It will not have escaped your notice that I’ve been away recently, traveling in the Middle Kingdom. Here are the bald facts about my visit. Being, as I am, a longtime scientific editor whose journal has published many scientific papers from China over the past twenty years, I’d been invited by the Chinese Academy of Science to visit various institutions in Beijing, Nanjing and Xian; to meet scientists, and to give lectures about being a scientific editor. I’d also get a chance to go into the countryside to view various fossil localities.
My relationship with China has been rather special, you see. As the editor into whose bailiwick falls palaeontology, I’d seen Chinese palaeontology go from almost nothing to world-beating, while entirely on my watch as editor. Many scientists I’d known as graduates are now distinguished authorities in their subjects. Therefore it came to many as a surprise that I had never been to China before – none more so than me.
But wait, there’s more. I got in a lot of sightseeing,
and ate a remarkable diversity of food.
Over the course of ten days, I visited six cities, gave three lectures, and saw the stamp made on this vast country of the first Emperors, and the last. And for the first time (with the arguable exception of a visit to Israel in 1983) I was in a country in which I was completely ignorant not only of the language, but of the system of notation in which it is written.
(although many signs had helpful English translations).

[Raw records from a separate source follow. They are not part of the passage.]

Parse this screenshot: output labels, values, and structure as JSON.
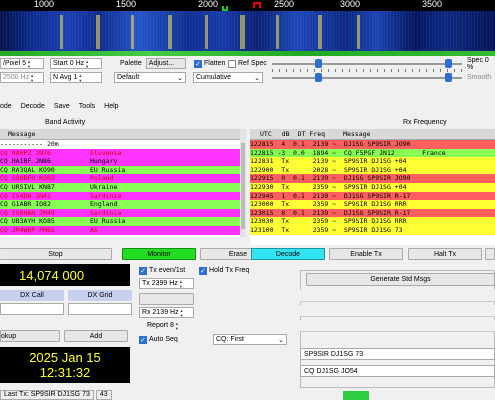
{
  "waterfall": {
    "scale_labels": [
      "1000",
      "1500",
      "2000",
      "2500",
      "3000",
      "3500"
    ]
  },
  "controls": {
    "bins_per_pixel": {
      "label": "/Pixel",
      "value": "5"
    },
    "start": {
      "label": "Start",
      "value": "0 Hz"
    },
    "palette": {
      "label": "Palette",
      "button": "Adjust..."
    },
    "flatten": {
      "label": "Flatten",
      "checked": true
    },
    "ref_spec": {
      "label": "Ref Spec",
      "checked": false
    },
    "spec": {
      "label": "Spec 0 %"
    },
    "hz_value": "2500",
    "hz_unit": "Hz",
    "n_avg": "N Avg 1",
    "palette_select": "Default",
    "spectrum_select": "Cumulative",
    "smooth": "Smooth",
    "colors": {
      "accent": "#2c6fd1"
    }
  },
  "menu": {
    "items": [
      "ode",
      "Decode",
      "Save",
      "Tools",
      "Help"
    ]
  },
  "band_activity": {
    "title": "Band Activity",
    "header": "Message",
    "rows": [
      {
        "text": "----------- 20m",
        "bg": "#ffffff"
      },
      {
        "text": "CQ 9A0PZ JN76          Slovenia",
        "bg": "#ff33ff"
      },
      {
        "text": "CQ HA1BF JN86          Hungary",
        "bg": "#ff33ff"
      },
      {
        "text": "CQ RA3QAL KO90         EU Russia",
        "bg": "#88ff55"
      },
      {
        "text": "CQ SQ8BFO KO02         Poland",
        "bg": "#ff33ff"
      },
      {
        "text": "CQ UR5IVL KN87         Ukraine",
        "bg": "#88ff55"
      },
      {
        "text": "CQ IS4DW JN41          Sardinia",
        "bg": "#ff33ff"
      },
      {
        "text": "CQ G1ABR IO82          England",
        "bg": "#88ff55"
      },
      {
        "text": "CQ IS0HAN JM49         Sardinia",
        "bg": "#ff33ff"
      },
      {
        "text": "CQ UB3AYH KO85         EU Russia",
        "bg": "#88ff55"
      },
      {
        "text": "CQ JM4WQP PM85         AS",
        "bg": "#ff33ff"
      }
    ]
  },
  "rx_frequency": {
    "title": "Rx Frequency",
    "headers": [
      "UTC",
      "dB",
      "DT",
      "Freq",
      "Message"
    ],
    "rows": [
      {
        "text": "122815  4  0.1  2139 ~  DJ1SG SP9SIR JO90",
        "bg": "#ff5f5f"
      },
      {
        "text": "122815 -3  0.0  1894 ~  CQ F5PGF JN12       France",
        "bg": "#88ff55"
      },
      {
        "text": "122831  Tx      2139 ~  SP9SIR DJ1SG +04",
        "bg": "#ffff33"
      },
      {
        "text": "122900  Tx      2028 ~  SP9SIR DJ1SG +04",
        "bg": "#ffff33"
      },
      {
        "text": "122915  0  0.1  2139 ~  DJ1SG SP9SIR JO90",
        "bg": "#ff5f5f"
      },
      {
        "text": "122930  Tx      2359 ~  SP9SIR DJ1SG +04",
        "bg": "#ffff33"
      },
      {
        "text": "122945  1  0.1  2139 ~  DJ1SG SP9SIR R-17",
        "bg": "#ff5f5f"
      },
      {
        "text": "123000  Tx      2359 ~  SP9SIR DJ1SG RRR",
        "bg": "#ffff33"
      },
      {
        "text": "123015  8  0.1  2139 ~  DJ1SG SP9SIR R-17",
        "bg": "#ff5f5f"
      },
      {
        "text": "123030  Tx      2359 ~  SP9SIR DJ1SG RRR",
        "bg": "#ffff33"
      },
      {
        "text": "123100  Tx      2359 ~  SP9SIR DJ1SG 73",
        "bg": "#ffff33"
      }
    ]
  },
  "buttons": {
    "stop": "Stop",
    "monitor": "Monitor",
    "erase": "Erase",
    "decode": "Decode",
    "enable_tx": "Enable Tx",
    "halt_tx": "Halt Tx"
  },
  "lower": {
    "dial_freq": "14,074 000",
    "dx_call": "DX Call",
    "dx_grid": "DX Grid",
    "lookup": "okup",
    "add": "Add",
    "date": "2025 Jan 15",
    "time": "12:31:32",
    "tx_even": {
      "label": "Tx even/1st",
      "checked": true
    },
    "hold_tx": {
      "label": "Hold Tx Freq",
      "checked": true
    },
    "tx_freq": {
      "label": "Tx",
      "value": "2399",
      "unit": "Hz"
    },
    "rx_freq": {
      "label": "Rx",
      "value": "2139",
      "unit": "Hz"
    },
    "report": "Report 8",
    "auto_seq": {
      "label": "Auto Seq",
      "checked": true
    },
    "cq_select": "CQ: First",
    "generate": "Generate Std Msgs",
    "tx_msg1": "SP9SIR DJ1SG 73",
    "tx_msg2": "CQ DJ1SG JO54"
  },
  "status": {
    "last_tx": "Last Tx: SP9SIR DJ1SG 73",
    "counter": "43"
  }
}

This post is, therefore, something of a taster. I hope to tell you about some of my adventures in the next few days and weeks. But before I go, can you identify the edible item on the right of the following picture?